Fighting on some level appears to be unavoidable, and in fact crucial to human relationships—conflict creates depth. Maybe in your relationship you refer to fights as “squabbles” or “disagreements.” Regardless of how you think about the occasional bursting forth of anger, it almost certainly happens in your life.
But why does conflict often present so destructively when it comes out? If the goal is to create depth, isn’t there a more effective way?
My general view is that fights are an expression of anger, and that anger is an expression of something else: some fear. That something else is the real trigger that sparks the fight, and it’s also where the deepest opportunity for growth occurs if we can bring it to light. The challenge is that we often have a hard time seeing through the drama of the fight to the core trigger below.

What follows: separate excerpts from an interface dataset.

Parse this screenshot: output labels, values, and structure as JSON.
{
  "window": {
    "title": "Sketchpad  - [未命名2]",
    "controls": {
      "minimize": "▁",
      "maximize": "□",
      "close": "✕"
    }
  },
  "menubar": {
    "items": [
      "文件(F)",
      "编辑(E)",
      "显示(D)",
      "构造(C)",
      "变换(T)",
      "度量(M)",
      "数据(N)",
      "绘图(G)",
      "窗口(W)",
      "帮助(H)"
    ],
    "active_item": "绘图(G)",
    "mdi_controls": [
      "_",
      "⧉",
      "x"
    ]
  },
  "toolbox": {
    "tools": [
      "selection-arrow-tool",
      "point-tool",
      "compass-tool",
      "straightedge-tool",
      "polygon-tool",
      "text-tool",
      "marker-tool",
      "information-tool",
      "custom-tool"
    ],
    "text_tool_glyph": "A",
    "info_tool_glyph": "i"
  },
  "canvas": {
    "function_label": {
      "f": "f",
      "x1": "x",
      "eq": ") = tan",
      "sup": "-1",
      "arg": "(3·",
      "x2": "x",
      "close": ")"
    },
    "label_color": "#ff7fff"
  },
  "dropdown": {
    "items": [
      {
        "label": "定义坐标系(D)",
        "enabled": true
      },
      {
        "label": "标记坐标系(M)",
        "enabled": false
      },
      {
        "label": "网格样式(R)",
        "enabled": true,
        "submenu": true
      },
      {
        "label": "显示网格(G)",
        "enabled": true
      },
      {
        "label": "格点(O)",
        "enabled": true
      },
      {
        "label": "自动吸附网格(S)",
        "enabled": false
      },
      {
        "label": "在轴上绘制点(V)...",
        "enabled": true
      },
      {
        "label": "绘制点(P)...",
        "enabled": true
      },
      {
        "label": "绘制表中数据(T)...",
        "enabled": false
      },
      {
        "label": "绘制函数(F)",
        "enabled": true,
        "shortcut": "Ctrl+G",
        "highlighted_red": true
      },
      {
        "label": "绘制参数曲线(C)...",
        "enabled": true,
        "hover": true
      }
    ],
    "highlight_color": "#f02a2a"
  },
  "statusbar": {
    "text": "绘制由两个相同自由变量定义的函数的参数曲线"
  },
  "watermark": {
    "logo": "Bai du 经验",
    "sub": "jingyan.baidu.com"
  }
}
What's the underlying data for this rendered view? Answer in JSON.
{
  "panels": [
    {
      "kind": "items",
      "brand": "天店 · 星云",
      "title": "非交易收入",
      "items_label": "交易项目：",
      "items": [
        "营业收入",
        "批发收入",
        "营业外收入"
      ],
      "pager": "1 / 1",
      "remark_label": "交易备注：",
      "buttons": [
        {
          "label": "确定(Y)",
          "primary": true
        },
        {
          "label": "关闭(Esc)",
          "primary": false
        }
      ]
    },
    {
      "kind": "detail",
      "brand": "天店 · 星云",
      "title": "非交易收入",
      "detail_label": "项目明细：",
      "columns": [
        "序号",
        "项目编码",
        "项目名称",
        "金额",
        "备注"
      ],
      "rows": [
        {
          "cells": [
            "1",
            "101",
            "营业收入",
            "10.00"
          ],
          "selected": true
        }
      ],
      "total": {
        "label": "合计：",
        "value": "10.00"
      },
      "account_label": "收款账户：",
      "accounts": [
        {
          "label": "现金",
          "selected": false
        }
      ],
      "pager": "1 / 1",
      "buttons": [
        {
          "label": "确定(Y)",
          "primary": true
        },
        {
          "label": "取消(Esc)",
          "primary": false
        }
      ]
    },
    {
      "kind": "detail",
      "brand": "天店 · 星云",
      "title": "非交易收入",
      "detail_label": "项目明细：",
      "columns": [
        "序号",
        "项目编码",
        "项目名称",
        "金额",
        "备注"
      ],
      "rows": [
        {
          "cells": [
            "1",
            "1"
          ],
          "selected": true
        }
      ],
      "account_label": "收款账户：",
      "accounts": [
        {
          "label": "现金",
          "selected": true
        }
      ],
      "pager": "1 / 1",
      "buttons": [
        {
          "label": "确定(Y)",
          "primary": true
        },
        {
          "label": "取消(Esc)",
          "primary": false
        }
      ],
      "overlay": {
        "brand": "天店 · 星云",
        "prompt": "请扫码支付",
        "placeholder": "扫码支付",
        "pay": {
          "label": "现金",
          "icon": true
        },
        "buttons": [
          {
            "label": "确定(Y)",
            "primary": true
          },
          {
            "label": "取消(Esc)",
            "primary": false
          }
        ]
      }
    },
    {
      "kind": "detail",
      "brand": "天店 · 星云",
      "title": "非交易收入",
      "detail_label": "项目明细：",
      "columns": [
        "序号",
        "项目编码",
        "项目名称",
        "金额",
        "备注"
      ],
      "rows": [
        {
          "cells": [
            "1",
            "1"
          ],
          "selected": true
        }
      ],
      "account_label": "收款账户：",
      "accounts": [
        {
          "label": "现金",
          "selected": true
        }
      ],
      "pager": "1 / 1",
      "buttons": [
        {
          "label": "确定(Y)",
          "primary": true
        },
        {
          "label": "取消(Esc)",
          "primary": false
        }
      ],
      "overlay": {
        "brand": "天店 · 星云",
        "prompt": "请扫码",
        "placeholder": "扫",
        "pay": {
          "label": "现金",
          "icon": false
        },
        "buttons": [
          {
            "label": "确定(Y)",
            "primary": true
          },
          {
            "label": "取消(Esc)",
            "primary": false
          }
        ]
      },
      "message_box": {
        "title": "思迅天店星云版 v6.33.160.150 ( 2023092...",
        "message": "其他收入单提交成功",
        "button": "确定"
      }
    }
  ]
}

This is why I employ the method I shared in my last post on fighting to understand what’s going on below the anger. Once I’ve got it figured out to the best of my ability, I share the whole messy thing with my partner.
One valid criticism of my method is that it takes too long in the midst of a fight. If you have to go off and process all these thoughts and ideas, you might be pissing your partner off even more by refusing to engage. Good point.
In my relationship, when Aubrie wants to engage, any delay feels like avoidance and abandonment to her. So it’s important for me to stay present with her and try my best to process if possible, even if it’s uncomfortable and I’m lacking answers. That is challenging for me, but it’s the right direction to stretch myself for the sake of our relationship.
During these times, I’m often pretty angry myself. When the adrenaline is flowing, it can be hard not to say something that makes matters worse. And that’s when I try to remember this simple truth from a sagely coffee shop owner in my hometown. “Words are like toothpaste. Once you squeeze them out, you can’t get them back in.”
It’s a simple truth with profound implications. Be careful of your words. They have lasting impact. Avoid intentionally harmful statements; there’s simply no need to cause damage in a fight since what you’re really aiming for is a positive change. Don’t make “always” or “never” statements. Rather, stay focused on the issue at hand. Avoid criticizing your partner’s overall character—it’s simply too harmful to hear and it’s probably not true. Instead, focus on the specific action that you’re unhappy about and that you’re trying to change.
These are all tips you’ve heard before, but they can be hard to remember in the midst of a fight. So when the adrenaline is pumping, if you can’t remember anything else, just think of toothpaste.